In response, Members of Congress have introduced the Save Local Business Act (H.R. 3185/S. 1636), which would preserve existing common-sense labor law and protect employers against the Biden Administration attempt to radically redefine the nature of employment to the detriment of struggling businesses across the nation.  The bill would rightly limit “joint employers” to those that “directly, actually, and immediately exercise significant control over the essential terms and conditions of employment.”  

That’s critical, because according to a recent American Action Forum study, the Joint Employer Rule could reduce private sector employment by nearly 2 million jobs, including 500,000 in the leisure and hospitality industry alone.  In addition to the direct impact of jobs lost, that also translates to taxpayer pain in the form of more unemployment payments, Medicaid enrollment and other forms of government assistance.  

It’s grossly unfair and illogical for the Biden Administration to extend federal labor requirements to businesses that do not hire, fire, set wages or supervise employees, and it jeopardizes thousands of businesses and potentially millions of American jobs. Congress can take an easy and important step toward improving economic and employment conditions by passing H.R. 3185 and S. 1636, the Save Local Business Act. 

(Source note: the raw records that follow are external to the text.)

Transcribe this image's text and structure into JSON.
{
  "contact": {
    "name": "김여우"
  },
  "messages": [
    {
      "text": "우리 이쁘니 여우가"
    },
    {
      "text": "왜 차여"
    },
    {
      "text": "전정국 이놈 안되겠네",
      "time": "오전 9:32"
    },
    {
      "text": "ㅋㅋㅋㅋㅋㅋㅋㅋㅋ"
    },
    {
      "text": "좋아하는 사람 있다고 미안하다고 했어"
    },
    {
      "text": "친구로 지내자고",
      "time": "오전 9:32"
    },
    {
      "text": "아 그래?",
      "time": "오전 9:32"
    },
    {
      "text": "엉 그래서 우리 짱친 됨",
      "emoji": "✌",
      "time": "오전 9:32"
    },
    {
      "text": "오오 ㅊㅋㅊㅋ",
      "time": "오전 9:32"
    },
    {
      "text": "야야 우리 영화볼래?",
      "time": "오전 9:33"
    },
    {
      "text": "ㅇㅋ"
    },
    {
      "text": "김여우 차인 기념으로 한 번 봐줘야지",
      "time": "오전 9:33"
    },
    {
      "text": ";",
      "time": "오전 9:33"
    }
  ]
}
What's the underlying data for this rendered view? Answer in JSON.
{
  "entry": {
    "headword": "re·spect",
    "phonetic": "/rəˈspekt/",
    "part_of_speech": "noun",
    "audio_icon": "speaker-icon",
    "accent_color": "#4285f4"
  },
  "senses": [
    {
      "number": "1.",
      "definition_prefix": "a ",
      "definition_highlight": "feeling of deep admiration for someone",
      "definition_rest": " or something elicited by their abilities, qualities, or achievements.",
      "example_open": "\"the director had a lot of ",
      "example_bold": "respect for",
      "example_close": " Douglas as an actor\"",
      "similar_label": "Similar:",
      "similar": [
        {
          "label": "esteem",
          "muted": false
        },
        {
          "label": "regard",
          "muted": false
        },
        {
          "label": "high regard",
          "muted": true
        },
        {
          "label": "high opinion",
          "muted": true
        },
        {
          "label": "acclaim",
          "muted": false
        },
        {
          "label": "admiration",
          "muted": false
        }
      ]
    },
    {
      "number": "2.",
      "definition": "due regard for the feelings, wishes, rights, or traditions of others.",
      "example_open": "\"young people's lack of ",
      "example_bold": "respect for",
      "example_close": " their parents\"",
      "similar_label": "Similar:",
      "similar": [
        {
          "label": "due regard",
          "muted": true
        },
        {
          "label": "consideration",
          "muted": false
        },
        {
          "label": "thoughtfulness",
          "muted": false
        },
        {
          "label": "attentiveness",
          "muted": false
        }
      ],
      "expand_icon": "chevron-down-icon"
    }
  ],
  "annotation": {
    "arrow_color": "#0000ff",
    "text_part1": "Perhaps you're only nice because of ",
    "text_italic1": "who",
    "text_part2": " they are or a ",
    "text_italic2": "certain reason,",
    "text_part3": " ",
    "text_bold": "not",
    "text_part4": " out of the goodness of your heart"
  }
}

Related Articles :
Quiz Question   
Which one of the following U.S. Presidents signed the executive order establishing the Federal Emergency Management Agency (FEMA)?
More Questions
Notable Quote   
 
"On December 15, 2021, President Biden released an Executive Order related to global drug trade and stated, 'I find that international drug trafficking -- including the illicit production, global sale, and widespread distribution of illegal drugs; the rise of extremely potent drugs such as fentanyl and other synthetic opioids -- constitutes an unusual and extraordinary threat to the national security…[more]
 
 
—Derek Maltz, a Retired Director of the Drug Enforcement Administration's Special Operations Division
— Derek Maltz, a Retired Director of the Drug Enforcement Administration's Special Operations Division
 
Liberty Poll   

Choosing from the list below, what issue is currently most important to you heading into the mid-term elections?